The first day of session, to me, is similar to the first day of school. When students return to the classroom, the day is spent reviewing the syllabus, discussing objectives and setting the tone for the upcoming term. In the House, the first day's agenda typically consists of the minority leader delivering his plan for what his party would like to see accomplished, and then the Speaker adjourns for the day.
You would think that such a day would go smoothly. Even the returning members probably couldn't have predicted that their first day back would begin with an argument that resembled a schoolyard rumble.
The Democratic minority stalled floor proceedings with needless debates over procedural moves, causing the session to last more than two hours. But on the second day, we were able to get started without a hitch.
I'm hoping this attitude will carry on throughout the remainder of session so we can focus on the issues that need to be addressed. Bipartisanship is essential to a productive legislative session, especially in the midst of a recession.
Two of the most important issues that will be up for debate are job creation and education reform. I firmly believe that these go hand-in-hand, so we need to focus on putting these discussions at the top of our list of priorities.

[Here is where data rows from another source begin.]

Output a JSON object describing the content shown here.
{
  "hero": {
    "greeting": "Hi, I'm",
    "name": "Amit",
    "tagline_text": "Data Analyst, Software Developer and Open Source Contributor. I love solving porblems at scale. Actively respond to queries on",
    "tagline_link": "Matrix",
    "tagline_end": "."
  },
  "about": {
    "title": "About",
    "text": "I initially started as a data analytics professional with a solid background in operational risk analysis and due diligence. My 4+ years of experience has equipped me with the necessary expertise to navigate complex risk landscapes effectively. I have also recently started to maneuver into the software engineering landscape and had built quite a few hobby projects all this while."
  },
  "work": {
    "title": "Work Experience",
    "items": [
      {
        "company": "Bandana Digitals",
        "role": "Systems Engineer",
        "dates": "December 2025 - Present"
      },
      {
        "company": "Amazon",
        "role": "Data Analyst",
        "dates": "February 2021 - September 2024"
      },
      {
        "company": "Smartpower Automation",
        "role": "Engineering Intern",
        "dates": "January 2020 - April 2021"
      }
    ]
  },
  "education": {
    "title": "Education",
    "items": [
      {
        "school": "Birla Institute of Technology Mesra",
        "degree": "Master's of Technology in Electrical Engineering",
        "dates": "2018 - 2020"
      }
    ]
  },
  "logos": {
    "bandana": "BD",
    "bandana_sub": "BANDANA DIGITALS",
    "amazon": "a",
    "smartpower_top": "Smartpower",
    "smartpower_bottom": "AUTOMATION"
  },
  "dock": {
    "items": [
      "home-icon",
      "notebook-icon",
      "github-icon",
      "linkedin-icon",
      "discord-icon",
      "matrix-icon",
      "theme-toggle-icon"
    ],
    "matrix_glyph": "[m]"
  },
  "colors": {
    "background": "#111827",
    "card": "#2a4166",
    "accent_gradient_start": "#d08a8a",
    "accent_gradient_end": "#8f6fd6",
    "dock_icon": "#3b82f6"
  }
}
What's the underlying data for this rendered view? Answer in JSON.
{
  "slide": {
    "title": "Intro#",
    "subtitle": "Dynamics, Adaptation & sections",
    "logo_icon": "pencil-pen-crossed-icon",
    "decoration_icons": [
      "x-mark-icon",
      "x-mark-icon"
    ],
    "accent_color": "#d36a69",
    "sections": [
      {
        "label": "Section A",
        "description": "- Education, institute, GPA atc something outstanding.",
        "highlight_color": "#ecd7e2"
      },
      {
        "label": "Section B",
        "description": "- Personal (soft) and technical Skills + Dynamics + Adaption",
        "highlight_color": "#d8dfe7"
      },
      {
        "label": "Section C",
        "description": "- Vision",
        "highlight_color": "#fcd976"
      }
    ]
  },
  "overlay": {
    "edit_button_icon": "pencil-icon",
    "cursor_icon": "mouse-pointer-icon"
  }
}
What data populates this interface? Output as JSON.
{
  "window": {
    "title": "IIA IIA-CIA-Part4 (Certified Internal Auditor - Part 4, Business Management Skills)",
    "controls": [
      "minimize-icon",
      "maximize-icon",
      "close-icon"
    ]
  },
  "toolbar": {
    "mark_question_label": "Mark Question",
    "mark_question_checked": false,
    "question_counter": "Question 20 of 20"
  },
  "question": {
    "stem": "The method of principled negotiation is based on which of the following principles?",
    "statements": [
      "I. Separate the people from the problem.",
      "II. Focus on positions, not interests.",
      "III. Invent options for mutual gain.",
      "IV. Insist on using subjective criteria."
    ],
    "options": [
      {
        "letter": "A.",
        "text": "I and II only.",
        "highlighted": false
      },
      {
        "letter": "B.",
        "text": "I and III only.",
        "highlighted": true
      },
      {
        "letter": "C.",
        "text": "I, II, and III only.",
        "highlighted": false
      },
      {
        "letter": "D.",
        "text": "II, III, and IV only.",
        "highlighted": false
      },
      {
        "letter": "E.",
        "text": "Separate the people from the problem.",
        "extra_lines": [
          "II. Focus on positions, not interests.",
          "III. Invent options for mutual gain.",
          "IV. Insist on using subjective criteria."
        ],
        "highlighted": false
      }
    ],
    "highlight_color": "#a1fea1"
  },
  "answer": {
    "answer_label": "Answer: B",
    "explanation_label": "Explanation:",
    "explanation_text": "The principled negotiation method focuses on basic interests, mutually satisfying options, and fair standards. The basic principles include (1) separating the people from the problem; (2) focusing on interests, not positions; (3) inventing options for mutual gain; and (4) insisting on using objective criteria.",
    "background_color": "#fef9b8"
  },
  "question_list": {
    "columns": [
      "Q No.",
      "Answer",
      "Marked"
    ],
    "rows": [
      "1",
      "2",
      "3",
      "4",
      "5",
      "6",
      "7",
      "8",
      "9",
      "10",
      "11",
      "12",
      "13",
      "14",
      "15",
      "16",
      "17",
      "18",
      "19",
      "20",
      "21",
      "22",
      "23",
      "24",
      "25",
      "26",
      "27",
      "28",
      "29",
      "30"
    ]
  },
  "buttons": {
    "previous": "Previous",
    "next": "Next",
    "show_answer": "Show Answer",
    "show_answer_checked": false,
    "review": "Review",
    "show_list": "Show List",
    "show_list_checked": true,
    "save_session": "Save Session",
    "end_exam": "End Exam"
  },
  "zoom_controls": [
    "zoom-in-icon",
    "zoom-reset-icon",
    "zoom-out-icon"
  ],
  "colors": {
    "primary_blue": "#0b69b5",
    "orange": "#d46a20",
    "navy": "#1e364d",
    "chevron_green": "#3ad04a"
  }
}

Although decreasing unemployment numbers have shown some sign of promise that employers are hiring, many still wonder when we are going to see real relief. Government cannot create the jobs that will bring us out of this recession, but we can create an atmosphere that is job friendly.
In a time when jobs are hard to come by, Indiana has been fortunate enough to be selected as the new home for several companies - a positive sign of economic recovery.
As a district, we have been able to retain jobs, but also gain new ones. Grant County has been named as the new headquarters for companies with local and international roots. In addition, our state has avoided raising taxes, which makes it an even more attractive place for businesses looking for a new location.
While we have shown many businesses why Indiana is a smart choice to locate, we need to keep finding more creative ways to help the state continue to bring more jobs.
The face of the economy is changing. For many generations of workers, extensive education was not necessary to obtain a good paying job. However, many of these jobs no longer exist due to outsourcing, improved technology or a decreased demand. We are starting to see a manufacturing-based economy be replaced with a new economy that requires more education and training.
If we provide high-quality education options for families, recognize and reward great teachers, and encourage an entrepreneurial spirit from a young age, we can create an environment that will produce a highly educated workforce to fill the jobs that are coming to our state.
Education reform, in addition to job creation, is on the frontline this session. It's a conversation that needs to happen, and I am excited to hear the debate on how to better prepare our students for the future.
With the combination of job creation and education reform, Indiana will continue to flourish as a leader into a new era. I'm confident that we can make our state a better place to work and live.
I am always open to your thoughts and ideas, and I encourage you to contact me with any questions or concerns that you may have. You can contact me at 1-800-382-9841 or at H31@IN.gov. Just like in the classroom, if we work together, we can create an environment that will benefit Indiana now and in the future.